ST. LOUIS -- A coal producer owned by a longtime critic of President Barack Obama's energy policies will lay off nearly 160 workers at Illinois and Utah mines, blaming the freshly re-elected president for a "war on coal."
Ohio-based Murray Energy Corp. said in a statement that it would give pink slips to 102 workers at its West Ridge Mine in Utah and 54 at its underground mine in the southern Illinois town of Galatia. Both mines are run by Murray Energy subsidiaries.
Murray did not specify when layoffs will take place or the total number of workers at each affected site. The company refused an email interview request, saying only that "unfortunately, we will be forced to make even more layoffs, none of which we want."

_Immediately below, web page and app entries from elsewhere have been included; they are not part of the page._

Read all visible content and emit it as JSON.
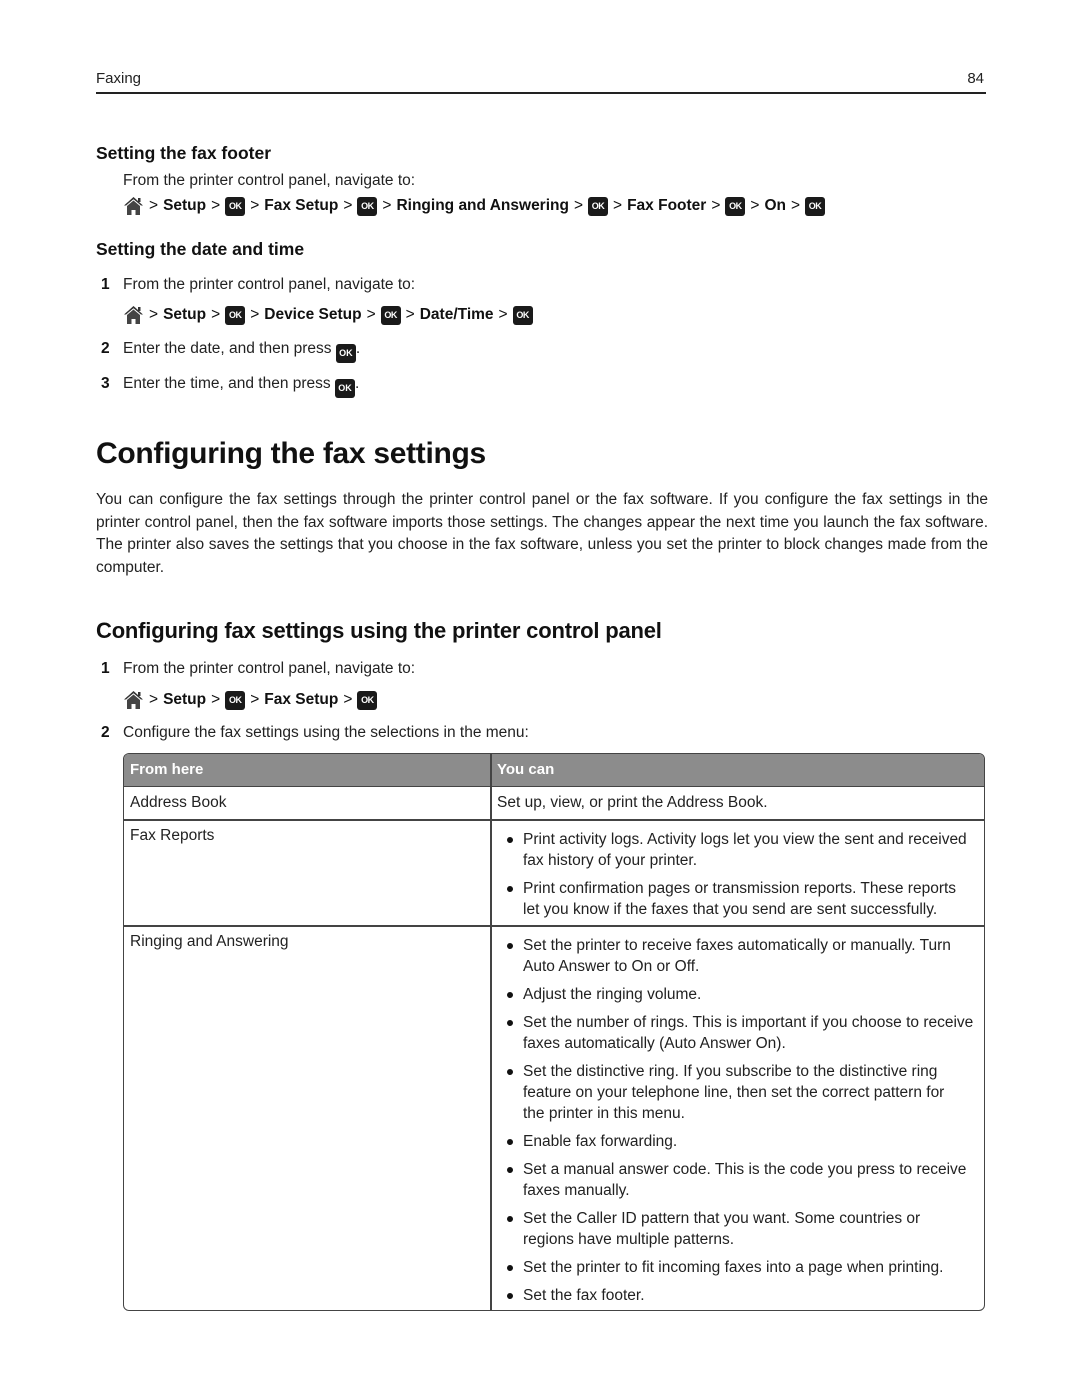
{
  "header": {
    "section": "Faxing",
    "page_number": "84"
  },
  "fax_footer": {
    "heading": "Setting the fax footer",
    "intro": "From the printer control panel, navigate to:",
    "path": [
      "Setup",
      "Fax Setup",
      "Ringing and Answering",
      "Fax Footer",
      "On"
    ]
  },
  "date_time": {
    "heading": "Setting the date and time",
    "steps": [
      {
        "num": "1",
        "text": "From the printer control panel, navigate to:"
      },
      {
        "num": "2",
        "text": "Enter the date, and then press",
        "suffix": "."
      },
      {
        "num": "3",
        "text": "Enter the time, and then press",
        "suffix": "."
      }
    ],
    "path": [
      "Setup",
      "Device Setup",
      "Date/Time"
    ]
  },
  "configuring": {
    "heading": "Configuring the fax settings",
    "paragraph": "You can configure the fax settings through the printer control panel or the fax software. If you configure the fax settings in the printer control panel, then the fax software imports those settings. The changes appear the next time you launch the fax software. The printer also saves the settings that you choose in the fax software, unless you set the printer to block changes made from the computer."
  },
  "control_panel": {
    "heading": "Configuring fax settings using the printer control panel",
    "steps": [
      {
        "num": "1",
        "text": "From the printer control panel, navigate to:"
      },
      {
        "num": "2",
        "text": "Configure the fax settings using the selections in the menu:"
      }
    ],
    "path": [
      "Setup",
      "Fax Setup"
    ]
  },
  "icons": {
    "home": "home-icon",
    "ok": "ok-button-icon",
    "ok_label": "OK",
    "separator": ">"
  },
  "table": {
    "headers": [
      "From here",
      "You can"
    ],
    "rows": [
      {
        "from": "Address Book",
        "text": "Set up, view, or print the Address Book."
      },
      {
        "from": "Fax Reports",
        "bullets": [
          [
            "Print activity logs. Activity logs let you view the sent and received",
            "fax history of your printer."
          ],
          [
            "Print confirmation pages or transmission reports. These reports",
            "let you know if the faxes that you send are sent successfully."
          ]
        ]
      },
      {
        "from": "Ringing and Answering",
        "bullets": [
          [
            "Set the printer to receive faxes automatically or manually. Turn",
            "Auto Answer to On or Off."
          ],
          [
            "Adjust the ringing volume."
          ],
          [
            "Set the number of rings. This is important if you choose to receive",
            "faxes automatically (Auto Answer On)."
          ],
          [
            "Set the distinctive ring. If you subscribe to the distinctive ring",
            "feature on your telephone line, then set the correct pattern for",
            "the printer in this menu."
          ],
          [
            "Enable fax forwarding."
          ],
          [
            "Set a manual answer code. This is the code you press to receive",
            "faxes manually."
          ],
          [
            "Set the Caller ID pattern that you want. Some countries or",
            "regions have multiple patterns."
          ],
          [
            "Set the printer to fit incoming faxes into a page when printing."
          ],
          [
            "Set the fax footer."
          ]
        ]
      }
    ]
  }
}
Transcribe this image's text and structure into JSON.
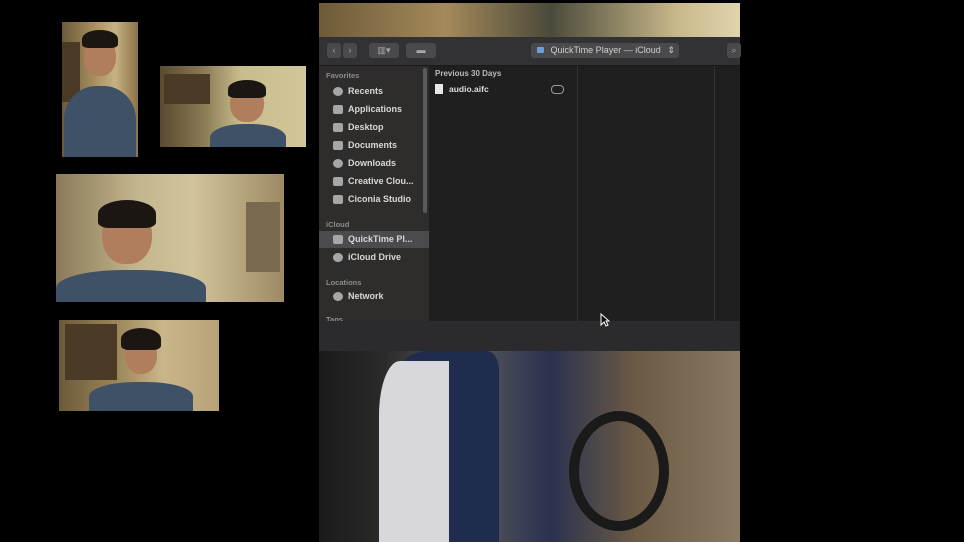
{
  "finder": {
    "path_popup": "QuickTime Player — iCloud",
    "sidebar": {
      "sections": [
        {
          "title": "Favorites"
        },
        {
          "title": "iCloud"
        },
        {
          "title": "Locations"
        },
        {
          "title": "Tags"
        }
      ],
      "items": [
        {
          "label": "Recents",
          "icon": "clock-icon"
        },
        {
          "label": "Applications",
          "icon": "applications-icon"
        },
        {
          "label": "Desktop",
          "icon": "desktop-icon"
        },
        {
          "label": "Documents",
          "icon": "document-icon"
        },
        {
          "label": "Downloads",
          "icon": "download-icon"
        },
        {
          "label": "Creative Clou...",
          "icon": "folder-icon"
        },
        {
          "label": "Ciconia Studio",
          "icon": "folder-icon"
        },
        {
          "label": "QuickTime Pl...",
          "icon": "applications-icon",
          "selected": true
        },
        {
          "label": "iCloud Drive",
          "icon": "cloud-icon"
        },
        {
          "label": "Network",
          "icon": "globe-icon"
        }
      ]
    },
    "list": {
      "group_header": "Previous 30 Days",
      "files": [
        {
          "name": "audio.aifc",
          "status_icon": "cloud-download-icon"
        }
      ]
    }
  },
  "colors": {
    "background": "#000000",
    "window": "#1e1e1f",
    "sidebar": "#2e2d2b",
    "selection": "#4b4b4d"
  }
}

The announcement's timing -- just days after Obama's victory over Republican Mitt Romney -- was anything but coincidental. Robert Murray, the company's chairman, CEO and founder, had backed Romney, who proposed rolling back some restrictions on power-plant emissions and positioned himself as a supporter of the coal industry.
"The American people have made their choice," Murray, a day after the election, told about 50 employees during a prayer, a text of which was provided to the AP by the company. Lamenting the country's direction and insisting "the takers outvoted the producers," Murray asked for God's forgiveness "for the decisions that we are now forced to make to preserve the very existence of any of the enterprises that you have helped us build."

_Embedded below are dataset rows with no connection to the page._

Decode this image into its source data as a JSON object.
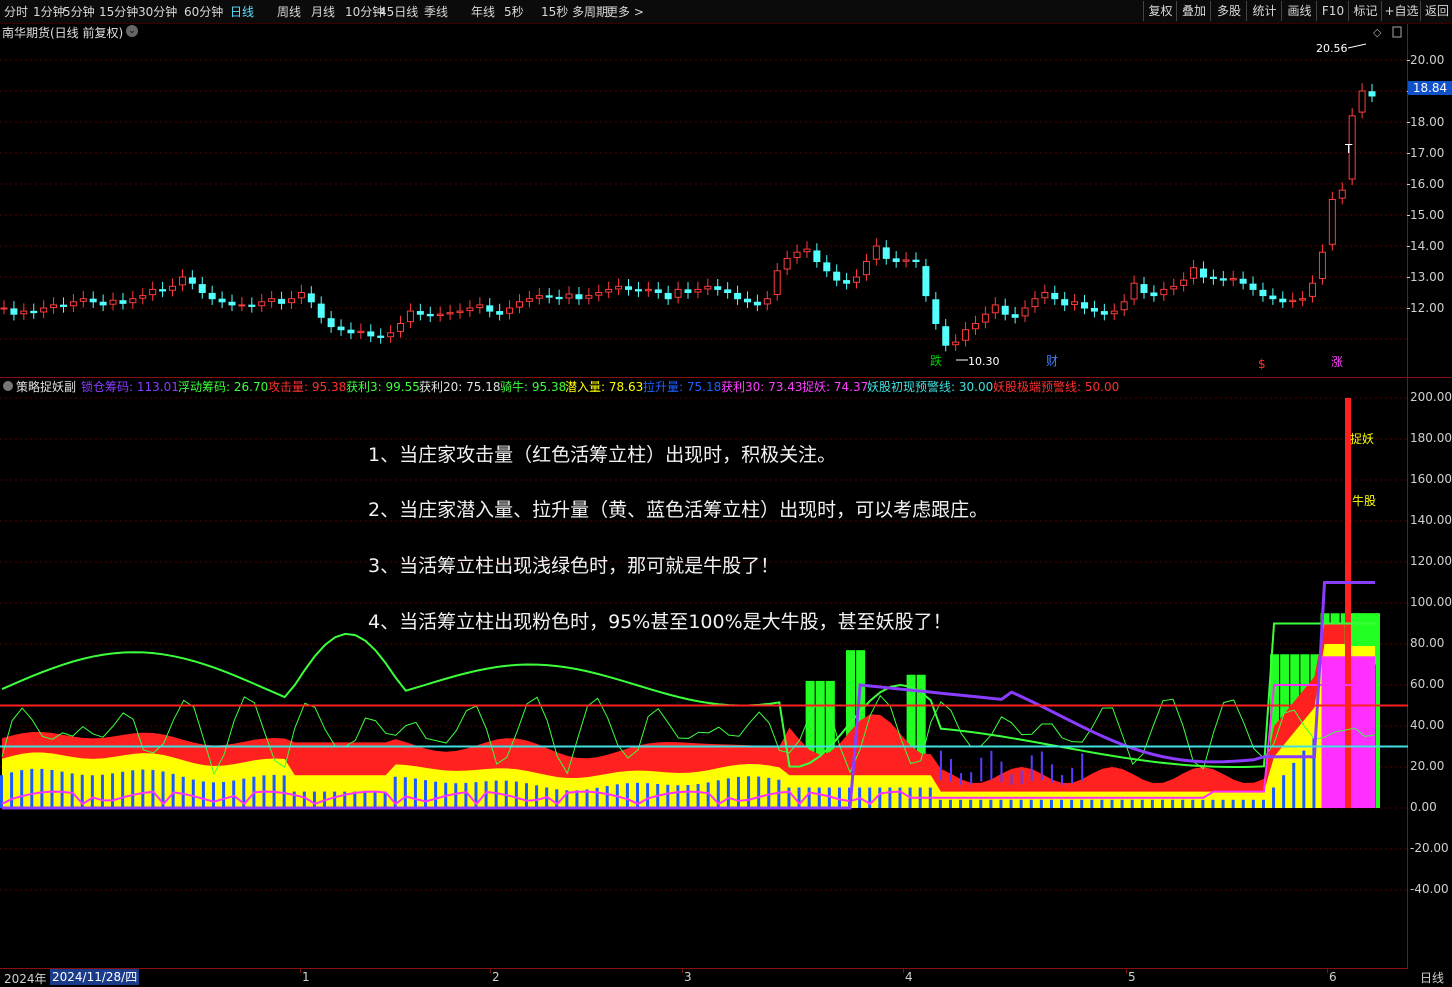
{
  "toolbar": {
    "timeframes": [
      "分时",
      "1分钟",
      "5分钟",
      "15分钟",
      "30分钟",
      "60分钟",
      "日线",
      "周线",
      "月线",
      "10分钟",
      "45日线",
      "季线",
      "年线",
      "5秒",
      "15秒",
      "多周期",
      "更多 >"
    ],
    "active": "日线",
    "right_buttons": [
      "复权",
      "叠加",
      "多股",
      "统计",
      "画线",
      "F10",
      "标记",
      "+自选",
      "返回"
    ]
  },
  "main_chart": {
    "title": "南华期货(日线 前复权)",
    "high_label": "20.56",
    "low_label": "10.30",
    "current_price": "18.84",
    "price_axis": [
      "20.00",
      "19.00",
      "18.00",
      "17.00",
      "16.00",
      "15.00",
      "14.00",
      "13.00",
      "12.00"
    ],
    "markers": [
      {
        "text": "跌",
        "color": "#00d000"
      },
      {
        "text": "财",
        "color": "#4080ff"
      },
      {
        "text": "$",
        "color": "#ff3030"
      },
      {
        "text": "涨",
        "color": "#ff40ff"
      },
      {
        "text": "T",
        "color": "#ffffff"
      }
    ]
  },
  "indicator": {
    "name": "策略捉妖副",
    "legend": [
      {
        "label": "锁仓筹码: 113.01",
        "color": "#8a3cff"
      },
      {
        "label": "浮动筹码: 26.70",
        "color": "#3cff3c"
      },
      {
        "label": "攻击量: 95.38",
        "color": "#ff3030"
      },
      {
        "label": "获利3: 99.55",
        "color": "#3cff3c"
      },
      {
        "label": "获利20: 75.18",
        "color": "#e0e0e0"
      },
      {
        "label": "骑牛: 95.38",
        "color": "#3cff3c"
      },
      {
        "label": "潜入量: 78.63",
        "color": "#ffff00"
      },
      {
        "label": "拉升量: 75.18",
        "color": "#2060ff"
      },
      {
        "label": "获利30: 73.43",
        "color": "#ff40ff"
      },
      {
        "label": "捉妖: 74.37",
        "color": "#ff40ff"
      },
      {
        "label": "妖股初现预警线: 30.00",
        "color": "#40e0e0"
      },
      {
        "label": "妖股极端预警线: 50.00",
        "color": "#ff3030"
      }
    ],
    "axis": [
      "200.00",
      "180.00",
      "160.00",
      "140.00",
      "120.00",
      "100.00",
      "80.00",
      "60.00",
      "40.00",
      "20.00",
      "0.00",
      "-20.00",
      "-40.00"
    ],
    "tags": {
      "zhuoyao": "捉妖",
      "niugu": "牛股"
    },
    "notes": [
      "1、当庄家攻击量（红色活筹立柱）出现时，积极关注。",
      "2、当庄家潜入量、拉升量（黄、蓝色活筹立柱）出现时，可以考虑跟庄。",
      "3、当活筹立柱出现浅绿色时，那可就是牛股了！",
      "4、当活筹立柱出现粉色时，95%甚至100%是大牛股，甚至妖股了！"
    ]
  },
  "date_axis": {
    "year": "2024年",
    "cursor_date": "2024/11/28/四",
    "months": [
      "1",
      "2",
      "3",
      "4",
      "5",
      "6"
    ],
    "period": "日线"
  },
  "colors": {
    "up": "#ff3c3c",
    "down": "#54ffff",
    "grid": "#5a0000",
    "accent": "#5ee0ff"
  }
}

Murray's statement Friday, which insisted that the coal industry "is being destroyed," said U.S. coal production this year could plunge by hundreds of millions of tons, and that the Obama administration's energy policies will lead to the closure of scores of U.S. coal-fired power plants by 2014.
The Environmental Protection Agency has proposed tighter limits on mercury, sulfur dioxide and other pollutants that would make it more expensive for utilities to burn coal, a major source of those emissions. The EPA has also proposed limiting the amount of carbon dioxide that new power plants can emit.
Neither would specifically bar coal-fired power plants, but experts say it would be nearly impossible to build an affordable new coal plant that could meet the limits. The proposals, some which had begun under George W. Bush's administration, wouldn't affect coal plants now in use or being built.
Obama, who during his 2008 campaign said builders of new coal-powered plants will go bankrupt from emissions standards he would enact, now espouses an "all of the above" energy strategy that includes coal.
"The president has made clear that coal has an important role to play in our energy economy today and it will in the future, which is why this administration has worked to make sure that moving forward we can continue to rely on a broad range of domestic energy sources from oil and gas, to wind and solar, to nuclear, as well as clean coal," Clark Stevens, a White House spokesman, said recently.
What's happening in the coal industry is more than a seasonal slump or a response to new regulations; even coal executives admit it's a fundamental shift. Many utilities have switched from coal to cheaper natural gas for electricity generation, pushing up coal stockpiles at power plants and forcing mining companies to sharply cut production.
When St. Louis-based Patriot Coal filed for bankruptcy in July, it didn't mention a war on coal but cited "a major correction" in the industry and "new realities in the market," including fierce, sustainable competition of natural gas. But St. Louis-based Arch Coal Inc. blamed market pressures and a challenging regulatory backdrop in its June announcement it would lay off about 750 Appalachian coal workers.
A recent rebound in natural gas prices has buoyed hopes among coal producers that power plants increasingly will shift back to coal, though they say pressure on the industry could persist well into next year.
Murray Energy was the parent company of a Utah coal mine that collapsed in 2007, killing six miners and three members of a rescue team. Earlier this year, Murray Energy affiliates paid nearly $1 million in safety fines for the disaster and settled a criminal case for $500,000.